▸ Exercise materials
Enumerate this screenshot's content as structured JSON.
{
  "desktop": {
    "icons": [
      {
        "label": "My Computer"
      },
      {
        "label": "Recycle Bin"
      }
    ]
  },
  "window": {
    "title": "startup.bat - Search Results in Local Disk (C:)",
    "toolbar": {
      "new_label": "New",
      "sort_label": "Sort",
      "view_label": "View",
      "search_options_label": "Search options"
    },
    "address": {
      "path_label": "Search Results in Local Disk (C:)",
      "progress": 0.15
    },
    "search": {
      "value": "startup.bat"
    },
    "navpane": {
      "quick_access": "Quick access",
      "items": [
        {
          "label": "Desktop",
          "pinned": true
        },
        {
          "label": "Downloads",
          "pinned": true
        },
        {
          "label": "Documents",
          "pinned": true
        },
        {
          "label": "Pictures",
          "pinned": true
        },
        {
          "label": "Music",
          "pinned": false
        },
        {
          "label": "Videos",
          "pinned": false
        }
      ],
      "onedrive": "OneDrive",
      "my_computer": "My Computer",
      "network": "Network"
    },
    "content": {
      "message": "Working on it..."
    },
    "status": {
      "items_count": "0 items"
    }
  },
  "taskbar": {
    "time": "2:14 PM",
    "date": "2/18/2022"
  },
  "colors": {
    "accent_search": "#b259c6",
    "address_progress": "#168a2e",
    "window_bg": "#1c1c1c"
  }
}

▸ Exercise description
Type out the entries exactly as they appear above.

▸ Solution for this exercise
Enumerate this screenshot's content as structured JSON.
{
  "desktop": {
    "icons": [
      {
        "label": "My Computer"
      },
      {
        "label": "Recycle Bin"
      }
    ]
  },
  "window": {
    "title": "startup.bat - Search Results in Local Disk (C:)",
    "toolbar": {
      "new_label": "New",
      "sort_label": "Sort",
      "view_label": "View",
      "search_options_label": "Search options"
    },
    "address": {
      "path_label": "Search Results in Local Disk (C:)",
      "progress": 0.15
    },
    "search": {
      "value": "startup.bat"
    },
    "navpane": {
      "quick_access": "Quick access",
      "items": [
        {
          "label": "Desktop",
          "pinned": true
        },
        {
          "label": "Downloads",
          "pinned": true
        },
        {
          "label": "Documents",
          "pinned": true
        },
        {
          "label": "Pictures",
          "pinned": true
        },
        {
          "label": "Music",
          "pinned": false
        },
        {
          "label": "Videos",
          "pinned": false
        }
      ],
      "onedrive": "OneDrive",
      "my_computer": "My Computer",
      "network": "Network"
    },
    "content": {
      "message": "Working on it..."
    },
    "status": {
      "items_count": "0 items"
    }
  },
  "taskbar": {
    "time": "2:14 PM",
    "date": "2/18/2022"
  },
  "colors": {
    "accent_search": "#b259c6",
    "address_progress": "#168a2e",
    "window_bg": "#1c1c1c"
  }
}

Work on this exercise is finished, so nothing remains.